Written by: Maria Brett
Be honest now – there are times when we all seriously question the kind of company our kids are keeping. If they start to exhibit undesirable behaviours, it is comforting to look outwards and find others to blame. As parents, it’s natural to feel protective of our kids, but equally important to acknowledge that our little angels may not be as squeaky clean as we’d like to imagine.
Parents of the other kids in your child’s group of friends may be having similar thoughts – and to them YOUR child is part of that ‘wrong’ crowd. So how can we distinguish between a crowd that is genuinely leading our kids astray, or the one in which they are simply testing their newfound freedoms on their own terms? And what can we do about it?
Get Inside your Child’s Mind
When your child elects to hang out with a specific group of friends there is a reason behind that choice. Something about the group appeals to him, this could offer a sense of belonging that is an important part of growing up. Kids, and adolescents in particular, are seeking their place in the world; it is vital to their emotional well being that they feel accepted and a part of something bigger than themselves. This is why teenagers are so obsessed with how they look, choose one type of music over another and act in certain ways.
Be careful with critisism
To your growing child their friends are their pack, their safety net. They surrounded themselves with young people who they can relate to. If parents criticise their choices, the child feels as if you are criticising them personally, the familiar refrain of ‘You don’t understand me!’ is so often given in reply. Your child’s goal is to belong – your objective is to help him make positive and appropriate choices. These two elements are often in conflict, but there are ways you can break through and help, ensuring your child retains a sense of perspective and responsibility.
1. Hold back on the criticism – your child will take it as a personal attack and is likely to retreat further from you. What you can do is express a non-judgemental opinion about the fact you don’t like certain friends and why, remind your young adult-child that this is what grown-up self-expression is about. In this way, you offer your view and your reasons behind it, from and objective viewpoint. Your child will choose their own company, despite your opinions – what you are aiming for is to provide an alternative view that your child can (and will) reflect on in their own time
2. Invoke structure where you can – if your child is younger, it is easier to exert a degree of control over how much time they spend with certain friends. Rules like, no going out on a school night can help to distance your child from a core group who may be getting together every evening. Keep an eye out for your child lying about where they are going – trust is a two-way street, so if you catch them somewhere they weren’t supposed to be, you can bring in consequences and discuss how trust needs to be earned and responsibility proven
3. Set limits – there are some occasions when no matter what limits you set, your child will still manage to see and spend time with the people you would prefer lived on another planet. But helplessness is not the response of a caring parent. Kids may be defiant and rail against the idea of boundaries, but this shouldn’t stop you establishing them. The older your child becomes the less easy it is to enforce limits. Simply knowing where your expectations lie can often be enough to make a teenager stop and think, giving them long enough to prevent them getting themselves into trouble.

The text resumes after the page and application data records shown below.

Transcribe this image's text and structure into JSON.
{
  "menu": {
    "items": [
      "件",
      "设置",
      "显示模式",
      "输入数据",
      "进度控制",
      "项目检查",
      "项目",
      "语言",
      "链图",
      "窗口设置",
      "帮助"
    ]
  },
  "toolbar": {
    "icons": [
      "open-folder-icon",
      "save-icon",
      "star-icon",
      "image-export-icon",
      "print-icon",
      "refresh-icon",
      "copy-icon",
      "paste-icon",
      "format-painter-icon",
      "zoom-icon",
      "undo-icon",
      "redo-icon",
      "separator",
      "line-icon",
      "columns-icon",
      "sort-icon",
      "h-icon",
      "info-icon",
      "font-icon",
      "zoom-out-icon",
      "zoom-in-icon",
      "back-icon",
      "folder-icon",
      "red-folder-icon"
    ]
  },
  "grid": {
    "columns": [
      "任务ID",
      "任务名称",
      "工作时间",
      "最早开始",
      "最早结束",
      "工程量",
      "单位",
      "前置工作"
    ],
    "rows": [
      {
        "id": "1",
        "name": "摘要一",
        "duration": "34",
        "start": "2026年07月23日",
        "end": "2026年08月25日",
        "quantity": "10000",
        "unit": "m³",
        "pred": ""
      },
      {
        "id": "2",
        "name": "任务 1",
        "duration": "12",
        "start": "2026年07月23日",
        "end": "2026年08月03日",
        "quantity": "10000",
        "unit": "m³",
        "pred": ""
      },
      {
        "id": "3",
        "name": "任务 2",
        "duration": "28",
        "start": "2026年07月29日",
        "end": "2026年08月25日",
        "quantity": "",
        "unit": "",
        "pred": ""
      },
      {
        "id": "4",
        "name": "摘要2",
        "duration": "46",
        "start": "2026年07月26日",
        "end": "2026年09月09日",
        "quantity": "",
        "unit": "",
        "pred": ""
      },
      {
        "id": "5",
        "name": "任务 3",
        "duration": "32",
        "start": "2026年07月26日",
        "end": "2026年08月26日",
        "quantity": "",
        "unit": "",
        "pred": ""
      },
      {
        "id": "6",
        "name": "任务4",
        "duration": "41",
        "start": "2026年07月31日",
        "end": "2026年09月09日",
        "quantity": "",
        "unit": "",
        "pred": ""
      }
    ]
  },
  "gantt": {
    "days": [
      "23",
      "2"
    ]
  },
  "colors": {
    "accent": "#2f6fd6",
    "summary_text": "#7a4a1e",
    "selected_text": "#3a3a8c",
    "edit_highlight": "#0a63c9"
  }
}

4. Address the Mean Friends Issue – sometimes our kids get drawn into an unsavoury crowd as a way to avoid attracting their negative attention. If a particular group is known for bullying, it can feel safer to join them than to remain as an external target. If you think this is happening with your child, it’s important to talk about it – your child may still be being bullied, just to a lesser extent. Neither situation is acceptable – work with your child on seeing that they deserve better. Help them to find a way of extricating themselves from the group before their self-esteem takes too big a hit
5. Be upfront about drink and drugs – at some point your child will be exposed to drink and drugs among their friends. How they respond can depend on what they understand to be societal and parental expectations around these issues. With no guidance, kids can be forgiven for thinking it’s safe to experiment and to continue using drugs. Help your child to make good choices in these moments, ensuring they are informed beforehand about the dangers. They may squirm with embarrassment as you talk, but the least you can do is try to mould their opinion in a positive way, making it harder for them to break away later from what they understand to be acceptable.